(Data under study)
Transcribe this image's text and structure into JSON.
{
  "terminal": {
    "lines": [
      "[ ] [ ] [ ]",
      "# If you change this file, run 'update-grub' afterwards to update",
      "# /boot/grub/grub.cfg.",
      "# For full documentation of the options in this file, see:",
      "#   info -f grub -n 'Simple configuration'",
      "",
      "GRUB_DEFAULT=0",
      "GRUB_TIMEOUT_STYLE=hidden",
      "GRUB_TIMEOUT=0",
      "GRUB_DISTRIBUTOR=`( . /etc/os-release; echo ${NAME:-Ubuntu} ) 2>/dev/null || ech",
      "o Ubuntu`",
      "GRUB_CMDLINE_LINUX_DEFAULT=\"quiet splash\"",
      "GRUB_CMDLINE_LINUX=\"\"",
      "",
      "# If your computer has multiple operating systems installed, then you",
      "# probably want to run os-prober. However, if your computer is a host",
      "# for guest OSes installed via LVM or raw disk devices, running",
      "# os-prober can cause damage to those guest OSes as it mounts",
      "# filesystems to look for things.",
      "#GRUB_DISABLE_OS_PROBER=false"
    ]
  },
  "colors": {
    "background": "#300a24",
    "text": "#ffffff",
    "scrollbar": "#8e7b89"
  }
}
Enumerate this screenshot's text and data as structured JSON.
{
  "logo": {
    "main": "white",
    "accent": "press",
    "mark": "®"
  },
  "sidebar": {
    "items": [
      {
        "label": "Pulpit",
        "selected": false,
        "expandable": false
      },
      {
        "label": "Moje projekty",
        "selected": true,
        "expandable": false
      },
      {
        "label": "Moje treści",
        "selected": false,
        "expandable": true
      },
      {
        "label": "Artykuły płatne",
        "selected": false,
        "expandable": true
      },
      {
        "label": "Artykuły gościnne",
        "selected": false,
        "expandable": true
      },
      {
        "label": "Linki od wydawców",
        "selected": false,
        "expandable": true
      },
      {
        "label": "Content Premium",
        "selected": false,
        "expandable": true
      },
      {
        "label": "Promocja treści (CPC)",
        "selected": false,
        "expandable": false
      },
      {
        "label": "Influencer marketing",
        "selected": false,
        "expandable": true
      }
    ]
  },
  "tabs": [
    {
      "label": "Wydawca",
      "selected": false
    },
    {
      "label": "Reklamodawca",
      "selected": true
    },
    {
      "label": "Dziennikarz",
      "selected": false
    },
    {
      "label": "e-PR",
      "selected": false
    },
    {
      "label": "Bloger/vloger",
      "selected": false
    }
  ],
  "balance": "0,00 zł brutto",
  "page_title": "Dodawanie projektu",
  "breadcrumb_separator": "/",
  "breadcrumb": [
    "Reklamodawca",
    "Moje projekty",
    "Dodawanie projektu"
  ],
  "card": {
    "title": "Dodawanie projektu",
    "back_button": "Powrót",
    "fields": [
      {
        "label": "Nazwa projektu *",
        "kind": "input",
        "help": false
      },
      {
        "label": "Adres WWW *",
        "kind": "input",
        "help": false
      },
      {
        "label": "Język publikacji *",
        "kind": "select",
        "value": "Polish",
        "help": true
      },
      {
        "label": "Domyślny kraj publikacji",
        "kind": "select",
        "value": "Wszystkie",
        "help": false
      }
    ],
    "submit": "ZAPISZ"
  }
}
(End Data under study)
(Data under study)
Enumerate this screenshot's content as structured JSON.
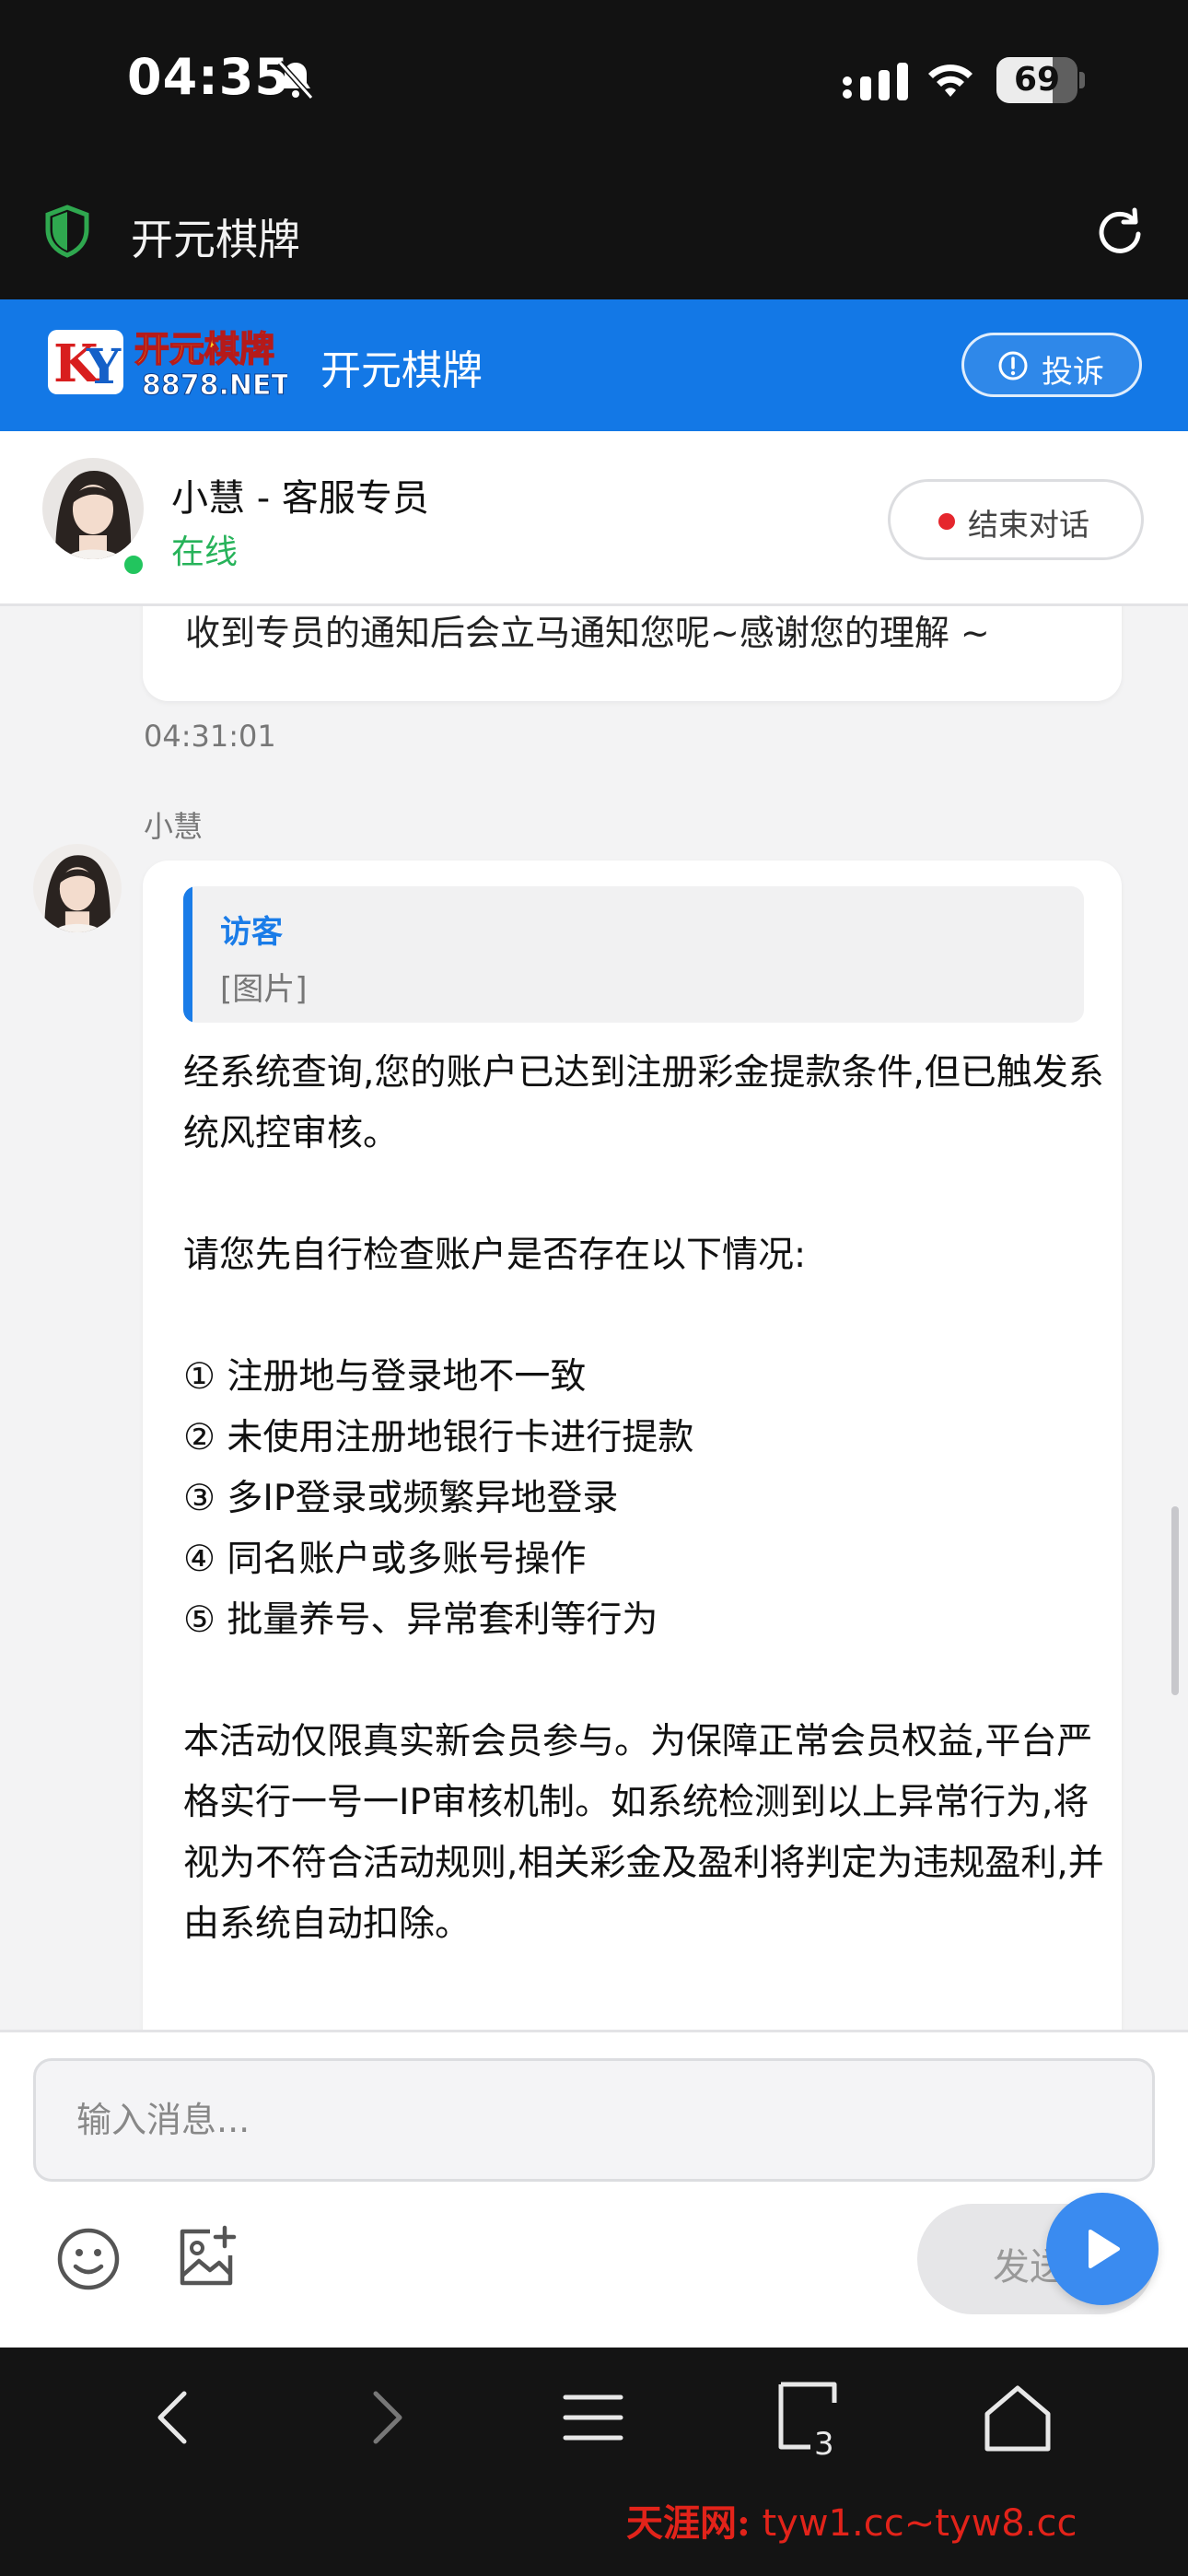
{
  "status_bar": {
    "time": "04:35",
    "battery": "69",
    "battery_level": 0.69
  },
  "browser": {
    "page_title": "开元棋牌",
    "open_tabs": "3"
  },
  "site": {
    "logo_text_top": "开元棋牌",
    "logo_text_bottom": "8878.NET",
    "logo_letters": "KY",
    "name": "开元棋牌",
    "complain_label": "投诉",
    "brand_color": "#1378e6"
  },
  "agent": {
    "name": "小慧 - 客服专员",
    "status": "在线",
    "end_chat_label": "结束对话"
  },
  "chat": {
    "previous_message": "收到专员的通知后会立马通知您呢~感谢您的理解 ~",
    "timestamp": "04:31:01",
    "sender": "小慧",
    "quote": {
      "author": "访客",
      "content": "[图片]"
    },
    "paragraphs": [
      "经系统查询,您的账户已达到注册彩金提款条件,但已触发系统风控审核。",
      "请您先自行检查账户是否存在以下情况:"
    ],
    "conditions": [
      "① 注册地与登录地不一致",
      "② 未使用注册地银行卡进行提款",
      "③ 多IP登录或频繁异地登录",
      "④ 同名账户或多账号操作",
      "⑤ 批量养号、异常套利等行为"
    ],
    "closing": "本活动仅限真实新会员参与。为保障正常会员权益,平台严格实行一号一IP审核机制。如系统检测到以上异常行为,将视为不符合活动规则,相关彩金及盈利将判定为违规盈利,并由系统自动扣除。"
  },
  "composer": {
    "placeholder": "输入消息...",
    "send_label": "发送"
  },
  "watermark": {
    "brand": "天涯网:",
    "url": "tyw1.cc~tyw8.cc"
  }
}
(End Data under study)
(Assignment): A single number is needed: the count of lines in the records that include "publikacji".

(Answer box): 2